● EXERCISE
Records follow. Pull out every line that contains "glyph".

(Page and application data records)

BEGIN

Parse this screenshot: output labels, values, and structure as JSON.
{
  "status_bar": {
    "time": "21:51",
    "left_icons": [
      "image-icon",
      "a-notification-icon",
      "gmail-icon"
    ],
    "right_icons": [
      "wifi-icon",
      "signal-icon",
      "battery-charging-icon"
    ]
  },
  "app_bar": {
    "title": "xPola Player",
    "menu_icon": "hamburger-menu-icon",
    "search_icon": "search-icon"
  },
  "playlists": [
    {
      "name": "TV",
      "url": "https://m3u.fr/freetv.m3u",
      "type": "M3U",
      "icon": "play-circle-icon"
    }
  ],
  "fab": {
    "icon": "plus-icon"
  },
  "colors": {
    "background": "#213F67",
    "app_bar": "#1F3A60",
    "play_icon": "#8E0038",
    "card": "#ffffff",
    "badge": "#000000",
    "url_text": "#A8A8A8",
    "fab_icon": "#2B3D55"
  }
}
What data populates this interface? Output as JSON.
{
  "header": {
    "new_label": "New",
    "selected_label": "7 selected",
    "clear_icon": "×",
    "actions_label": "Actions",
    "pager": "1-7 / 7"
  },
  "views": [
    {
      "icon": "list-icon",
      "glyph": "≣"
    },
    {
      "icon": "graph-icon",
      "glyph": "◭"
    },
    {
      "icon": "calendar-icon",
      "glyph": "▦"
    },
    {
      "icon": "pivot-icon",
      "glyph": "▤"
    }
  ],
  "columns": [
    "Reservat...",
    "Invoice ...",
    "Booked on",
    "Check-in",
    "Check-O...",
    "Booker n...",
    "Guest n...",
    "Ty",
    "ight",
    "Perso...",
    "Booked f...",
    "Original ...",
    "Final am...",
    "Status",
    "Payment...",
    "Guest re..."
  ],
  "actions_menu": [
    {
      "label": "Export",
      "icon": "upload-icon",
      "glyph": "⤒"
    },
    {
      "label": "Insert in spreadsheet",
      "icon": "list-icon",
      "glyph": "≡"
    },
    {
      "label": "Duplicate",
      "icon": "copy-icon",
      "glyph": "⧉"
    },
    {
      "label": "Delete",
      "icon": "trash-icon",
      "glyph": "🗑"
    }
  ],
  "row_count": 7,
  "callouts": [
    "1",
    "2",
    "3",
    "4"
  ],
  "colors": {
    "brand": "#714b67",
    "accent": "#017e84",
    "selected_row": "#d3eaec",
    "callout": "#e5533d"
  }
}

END

● EXERCISE SOLUTION
      "glyph": "≣"
      "glyph": "◭"
      "glyph": "▦"
      "glyph": "▤"
      "glyph": "⤒"
      "glyph": "≡"
      "glyph": "⧉"
      "glyph": "🗑"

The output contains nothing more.